These ideas have served me very well.
When you encounter a partner or client who wants stellar website, but really doesn’t have good idea what it needs to look like, then I would put them through a series of meetings or tests to get them talking and thinking.
The 20 Second Site Check or Gut Check takes a lot of time to setup but its worth the effort. In short, grab 20 similar and awesome sites that are inline with what your new partner or client, then take screen shots of each homepage. Then sit them down with a score sheet (1-10, 1 worst, 10 best) and show then each site for 20 sec. Review the scores and find the top 5 and the worse 5, then talk about why they scored some sites higher than others. This will get someone who doesn’t know anything about web design, talking about web design. Don’t forget to talk about the worse 5 too! This will tell you what they don’t like.
Be sure to take lots of notes during this process! You will need them for the next step.
The Content Priority and Feasibility Plot will help you and your new partner or client narrow down what the top 5 most important parts of their site and what the least 5 important parts are. Of course, they will saw everything is important, but it’s your job to help them understand that you are going to focus on top 5, and make those thing great. If time is left over you will get to those other lesser important parts.
Again, be sure to take lots of notes!
At this point you should know what designs your partner or client likes, and you should know what it most important and least important to them. This is a tremendous amount data and should make it easy for you mock up a simple design for them. I always try to stay away from color palettes b/c it tends to distract them anyway from the content, which is the most important thing.
When it comes time to show your client the proposed design, be sure to recap the previous meetings and decisions that where made. Outline what was important to them and least important. Let them know that colors can take a back burner until we have everything in its place. Remind them, you don’t paint the walls in your house before your have studs up. Get the studs up first!
Lastly, be open for some feedback and changes.

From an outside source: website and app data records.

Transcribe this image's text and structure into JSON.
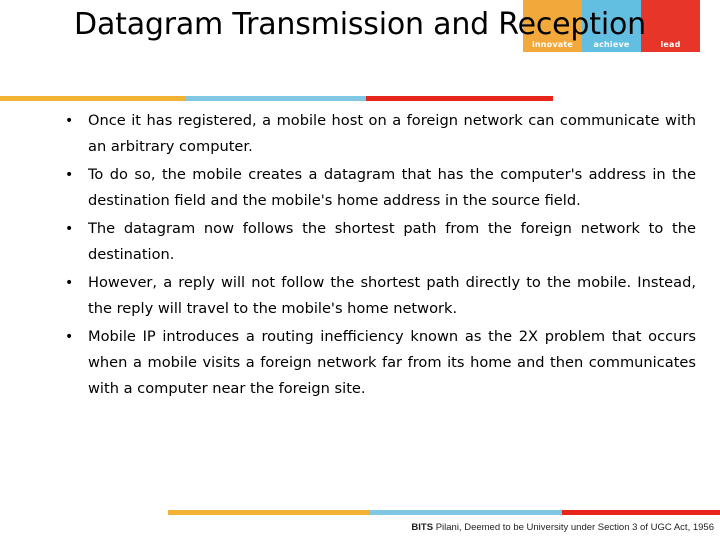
{
  "slide": {
    "title": "Datagram Transmission and Reception",
    "bullets": [
      "Once it has   registered, a mobile host on a   foreign network can communicate with an  arbitrary computer.",
      "To do so, the mobile creates a datagram that has  the computer's address in  the destination field and the mobile's  home address in  the source field.",
      "The datagram now follows the shortest path from the foreign network to the destination.",
      "However, a  reply  will  not  follow  the  shortest path  directly  to  the  mobile. Instead,  the  reply will  travel  to  the  mobile's  home  network.",
      "Mobile  IP  introduces a  routing  inefficiency known as  the 2X problem that  occurs when a mobile  visits a foreign  network  far from  its home and  then  communicates with  a  computer near  the foreign  site."
    ]
  },
  "logo": {
    "segments": [
      {
        "word": "innovate",
        "color": "#f2a83b"
      },
      {
        "word": "achieve",
        "color": "#63bfe2"
      },
      {
        "word": "lead",
        "color": "#e8352a"
      }
    ]
  },
  "rule_top": {
    "colors": [
      "#f2b233",
      "#7fc7e3",
      "#e8251b"
    ]
  },
  "rule_bottom": {
    "colors": [
      "#f2b233",
      "#7fc7e3",
      "#e8251b"
    ]
  },
  "footer": {
    "brand": "BITS",
    "text": " Pilani, Deemed to be University under Section 3 of UGC Act, 1956"
  }
}
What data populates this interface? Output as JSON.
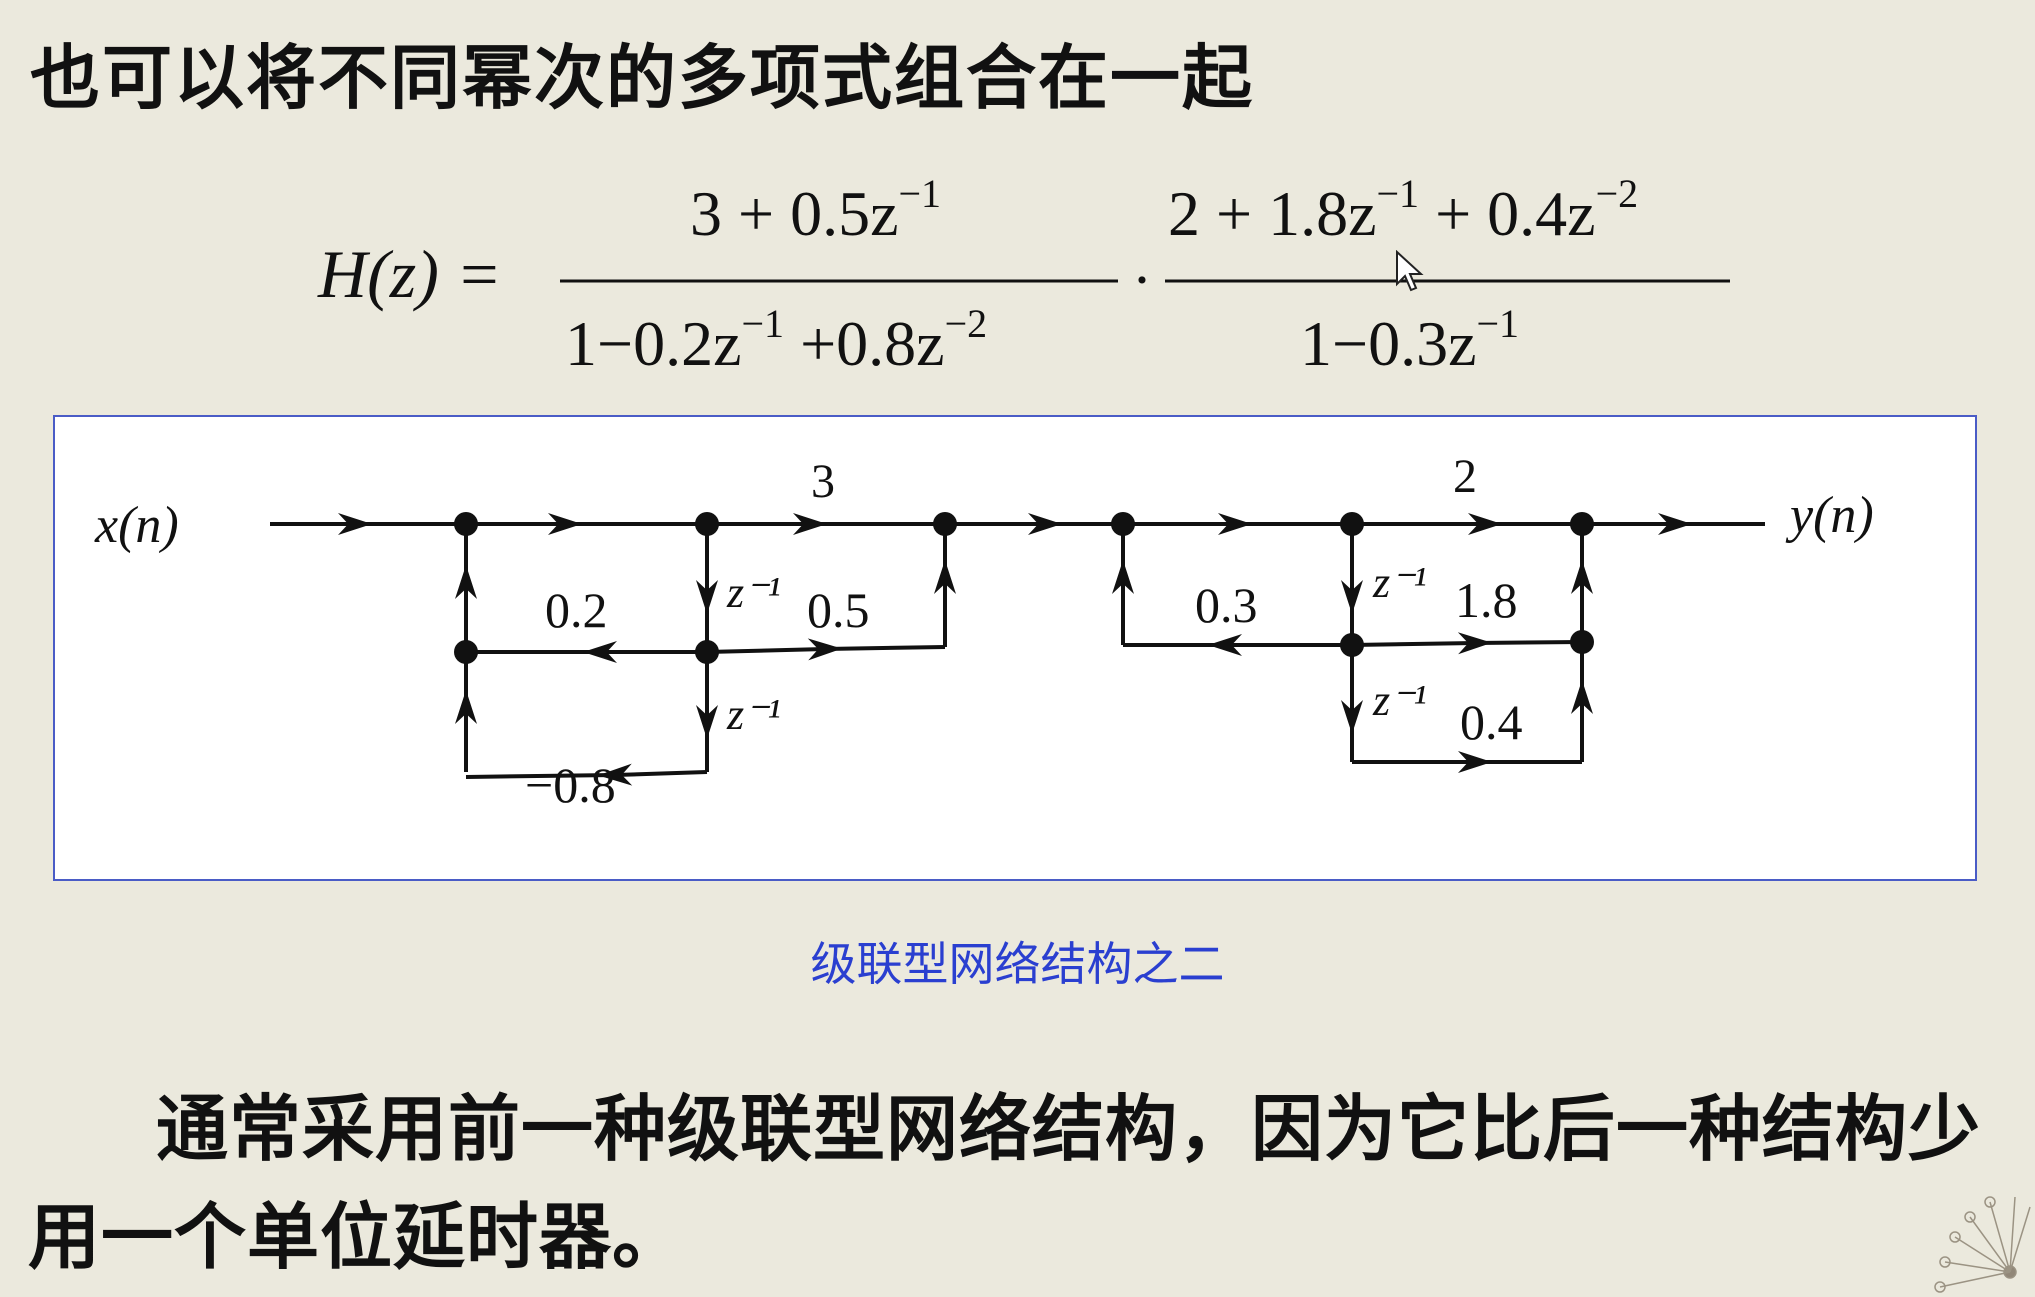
{
  "heading": "也可以将不同幂次的多项式组合在一起",
  "formula": {
    "lhs": "H(z) =",
    "factor1": {
      "numerator": [
        "3 + 0.5z",
        "−1"
      ],
      "denominator": [
        "1−0.2z",
        "−1",
        " +0.8z",
        "−2"
      ]
    },
    "dot": "·",
    "factor2": {
      "numerator": [
        "2 + 1.8z",
        "−1",
        " + 0.4z",
        "−2"
      ],
      "denominator": [
        "1−0.3z",
        "−1"
      ]
    }
  },
  "diagram": {
    "input_label": "x(n)",
    "output_label": "y(n)",
    "section1": {
      "forward_gain": "3",
      "feedback_gains": [
        "0.2",
        "−0.8"
      ],
      "feedforward_gain": "0.5",
      "delays": [
        "z⁻¹",
        "z⁻¹"
      ]
    },
    "section2": {
      "forward_gain": "2",
      "feedback_gain": "0.3",
      "feedforward_gains": [
        "1.8",
        "0.4"
      ],
      "delays": [
        "z⁻¹",
        "z⁻¹"
      ]
    }
  },
  "caption": "级联型网络结构之二",
  "paragraph": "通常采用前一种级联型网络结构，因为它比后一种结构少用一个单位延时器。",
  "colors": {
    "background": "#ebe9dd",
    "frame_border": "#4a5cc6",
    "caption": "#2a3fd0"
  }
}
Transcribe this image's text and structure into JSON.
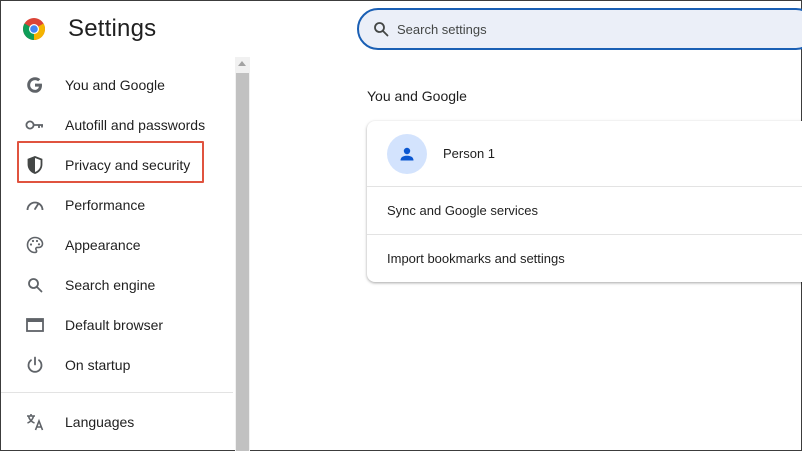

Even after they tell you want they wanted, they may have changed their minds. It happens. Remind them why you have made the choices you did and that it was based off of their feedback. I like having the mockup pulled up in Sketch or Photoshop during this process in case they want to change something quickly. They can see the changes in real time. When they see their requests on screen, they normally realize that there request is, maybe, not so practical.
Best of luck!